That’s the world of noir. There are no happy endings. No one lives happily ever after. And that’s our world, too. That’s the appeal of noir fiction. Life isn’t easy and it often ends too soon. We all want something better, but we have a choice. We can deal with the world as we find it, living in the present and appreciating that. Frank and Cora had that choice. They could have loved each other and found a way to work through the complications that caused. They told themselves that murder was the only way they could be together. They told themselves that they weren’t really murderers, that they were better than that. But they weren’t. They chose not to be.
Critics often characterize noir fiction as being about people who are doomed to suffer. They live in a cold, hard world, and they have little chance of finding something better. I don’t agree. They have choices. We all have choices. We create our own karma, day by day. The choices aren’t always easy, but we are not doomed by mere circumstance. We are only doomed by ourselves.
I’m trying to be more positive, both in my day-to-day life and in my writing. In my most recent crime story a man is on his way to a job interview at a prison. He stops for a drink to loosen himself up, has five or six. He robs a drug dealer behind the bar and gets ripped on meth, PCP, and Xanax. He takes on a roomful in a bar fight and he’s chased across the desert by armed bikers. Okay, let’s just say he has a few adventures. And when he finally stumbles into the prison with his clothes ripped and blood all over him, he finds that he’s what they look for in a prison guard. He’s hired.
It’s a comedy.
Okay, he’s not a bodhisattva. And he’s not making great choices. But he’s not dead.

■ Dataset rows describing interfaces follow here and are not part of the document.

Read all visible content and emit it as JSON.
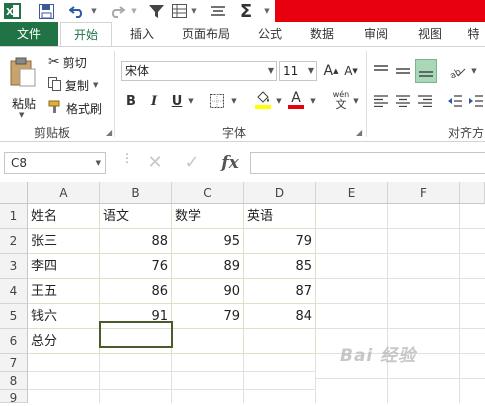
{
  "quick_access": {
    "app_icon": "excel-icon",
    "save_icon": "save-icon",
    "undo_icon": "undo-icon",
    "redo_icon": "redo-icon",
    "filter_icon": "filter-icon",
    "form_icon": "form-icon",
    "align_icon": "align-icon",
    "sum_icon": "sigma-icon",
    "sum_glyph": "Σ",
    "excel_glyph": "X"
  },
  "brand_colors": {
    "excel_green": "#217346",
    "title_red": "#e8000e"
  },
  "tabs": [
    {
      "label": "文件"
    },
    {
      "label": "开始"
    },
    {
      "label": "插入"
    },
    {
      "label": "页面布局"
    },
    {
      "label": "公式"
    },
    {
      "label": "数据"
    },
    {
      "label": "审阅"
    },
    {
      "label": "视图"
    },
    {
      "label": "特"
    }
  ],
  "ribbon": {
    "clipboard": {
      "paste": "粘贴",
      "cut": "剪切",
      "copy": "复制",
      "format_painter": "格式刷",
      "group_label": "剪贴板"
    },
    "font": {
      "font_name": "宋体",
      "font_size": "11",
      "grow": "A",
      "shrink": "A",
      "bold": "B",
      "italic": "I",
      "underline": "U",
      "font_color": "A",
      "phonetic": "wén",
      "group_label": "字体"
    },
    "alignment": {
      "group_label": "对齐方"
    }
  },
  "formula_bar": {
    "name_box": "C8",
    "cancel": "✕",
    "enter": "✓",
    "fx": "fx",
    "value": ""
  },
  "sheet": {
    "columns": [
      "A",
      "B",
      "C",
      "D",
      "E",
      "F"
    ],
    "rows": [
      "1",
      "2",
      "3",
      "4",
      "5",
      "6",
      "7",
      "8",
      "9"
    ],
    "cells": [
      [
        "姓名",
        "语文",
        "数学",
        "英语"
      ],
      [
        "张三",
        "88",
        "95",
        "79"
      ],
      [
        "李四",
        "76",
        "89",
        "85"
      ],
      [
        "王五",
        "86",
        "90",
        "87"
      ],
      [
        "钱六",
        "91",
        "79",
        "84"
      ],
      [
        "总分",
        "",
        "",
        ""
      ]
    ]
  },
  "watermark": "Bai 经验"
}
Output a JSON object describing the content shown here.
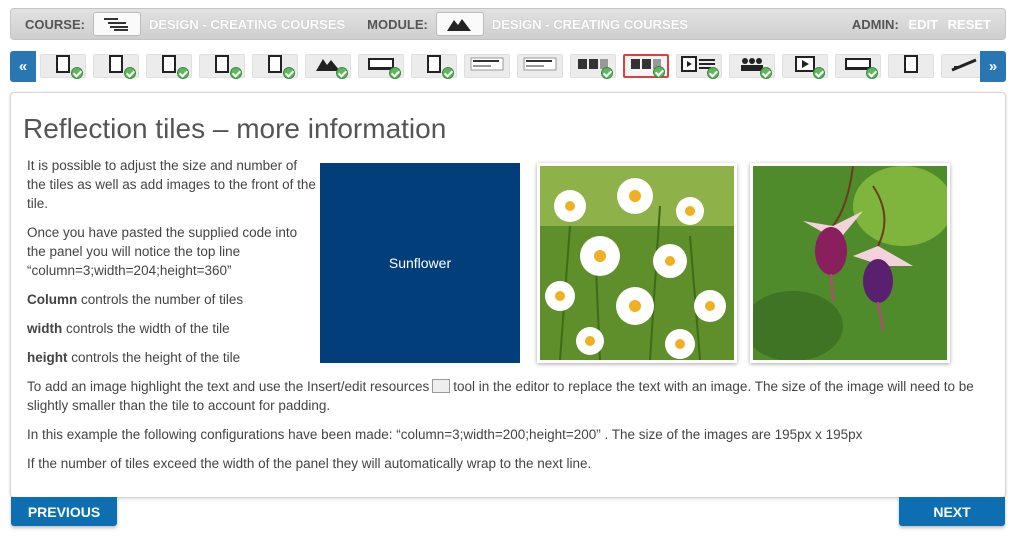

And he’s got a job. At least it’s a happy ending, so maybe I’m making some progress. Besides, I had fun writing it. That’s the important thing.